_WHAT TO WORK ON:_ Copy out all of the data below exactly, so that no word differs from the original.

[Dataset rows describing interfaces]
══════════
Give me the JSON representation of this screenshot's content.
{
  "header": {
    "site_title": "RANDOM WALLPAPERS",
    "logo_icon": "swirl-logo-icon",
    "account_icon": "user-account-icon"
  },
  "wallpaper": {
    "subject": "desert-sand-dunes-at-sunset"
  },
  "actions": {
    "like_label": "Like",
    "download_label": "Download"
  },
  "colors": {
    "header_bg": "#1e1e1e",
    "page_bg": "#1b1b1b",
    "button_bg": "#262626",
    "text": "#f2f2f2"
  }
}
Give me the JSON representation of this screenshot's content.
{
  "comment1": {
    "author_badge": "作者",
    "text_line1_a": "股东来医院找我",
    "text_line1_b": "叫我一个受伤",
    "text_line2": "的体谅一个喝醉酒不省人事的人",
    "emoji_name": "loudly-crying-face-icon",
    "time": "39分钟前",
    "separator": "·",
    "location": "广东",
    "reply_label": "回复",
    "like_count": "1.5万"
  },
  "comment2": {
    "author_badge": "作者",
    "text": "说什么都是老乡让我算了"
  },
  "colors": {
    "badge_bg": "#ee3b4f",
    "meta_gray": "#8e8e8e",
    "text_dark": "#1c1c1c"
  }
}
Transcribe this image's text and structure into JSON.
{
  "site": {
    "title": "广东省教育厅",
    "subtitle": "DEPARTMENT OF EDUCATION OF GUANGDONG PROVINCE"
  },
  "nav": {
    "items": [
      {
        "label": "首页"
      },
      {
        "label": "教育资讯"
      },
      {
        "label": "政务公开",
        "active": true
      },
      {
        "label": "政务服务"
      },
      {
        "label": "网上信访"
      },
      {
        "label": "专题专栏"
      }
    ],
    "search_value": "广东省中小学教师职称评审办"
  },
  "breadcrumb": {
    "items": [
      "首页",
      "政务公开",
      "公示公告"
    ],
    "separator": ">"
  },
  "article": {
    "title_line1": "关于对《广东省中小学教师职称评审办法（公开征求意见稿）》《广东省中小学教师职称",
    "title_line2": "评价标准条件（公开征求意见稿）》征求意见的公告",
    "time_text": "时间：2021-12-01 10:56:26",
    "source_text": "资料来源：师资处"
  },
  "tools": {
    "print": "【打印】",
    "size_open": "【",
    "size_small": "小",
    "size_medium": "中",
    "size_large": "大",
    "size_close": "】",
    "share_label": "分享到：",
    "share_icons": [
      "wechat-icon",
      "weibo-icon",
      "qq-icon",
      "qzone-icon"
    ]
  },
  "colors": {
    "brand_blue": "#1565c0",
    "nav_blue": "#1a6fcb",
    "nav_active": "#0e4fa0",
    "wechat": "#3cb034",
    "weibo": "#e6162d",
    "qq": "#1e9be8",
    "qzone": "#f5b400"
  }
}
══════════
_THE COMPLETED TASK:_
Give me the JSON representation of this screenshot's content.
{
  "header": {
    "site_title": "RANDOM WALLPAPERS",
    "logo_icon": "swirl-logo-icon",
    "account_icon": "user-account-icon"
  },
  "wallpaper": {
    "subject": "desert-sand-dunes-at-sunset"
  },
  "actions": {
    "like_label": "Like",
    "download_label": "Download"
  },
  "colors": {
    "header_bg": "#1e1e1e",
    "page_bg": "#1b1b1b",
    "button_bg": "#262626",
    "text": "#f2f2f2"
  }
}
Give me the JSON representation of this screenshot's content.
{
  "comment1": {
    "author_badge": "作者",
    "text_line1_a": "股东来医院找我",
    "text_line1_b": "叫我一个受伤",
    "text_line2": "的体谅一个喝醉酒不省人事的人",
    "emoji_name": "loudly-crying-face-icon",
    "time": "39分钟前",
    "separator": "·",
    "location": "广东",
    "reply_label": "回复",
    "like_count": "1.5万"
  },
  "comment2": {
    "author_badge": "作者",
    "text": "说什么都是老乡让我算了"
  },
  "colors": {
    "badge_bg": "#ee3b4f",
    "meta_gray": "#8e8e8e",
    "text_dark": "#1c1c1c"
  }
}
Transcribe this image's text and structure into JSON.
{
  "site": {
    "title": "广东省教育厅",
    "subtitle": "DEPARTMENT OF EDUCATION OF GUANGDONG PROVINCE"
  },
  "nav": {
    "items": [
      {
        "label": "首页"
      },
      {
        "label": "教育资讯"
      },
      {
        "label": "政务公开",
        "active": true
      },
      {
        "label": "政务服务"
      },
      {
        "label": "网上信访"
      },
      {
        "label": "专题专栏"
      }
    ],
    "search_value": "广东省中小学教师职称评审办"
  },
  "breadcrumb": {
    "items": [
      "首页",
      "政务公开",
      "公示公告"
    ],
    "separator": ">"
  },
  "article": {
    "title_line1": "关于对《广东省中小学教师职称评审办法（公开征求意见稿）》《广东省中小学教师职称",
    "title_line2": "评价标准条件（公开征求意见稿）》征求意见的公告",
    "time_text": "时间：2021-12-01 10:56:26",
    "source_text": "资料来源：师资处"
  },
  "tools": {
    "print": "【打印】",
    "size_open": "【",
    "size_small": "小",
    "size_medium": "中",
    "size_large": "大",
    "size_close": "】",
    "share_label": "分享到：",
    "share_icons": [
      "wechat-icon",
      "weibo-icon",
      "qq-icon",
      "qzone-icon"
    ]
  },
  "colors": {
    "brand_blue": "#1565c0",
    "nav_blue": "#1a6fcb",
    "nav_active": "#0e4fa0",
    "wechat": "#3cb034",
    "weibo": "#e6162d",
    "qq": "#1e9be8",
    "qzone": "#f5b400"
  }
}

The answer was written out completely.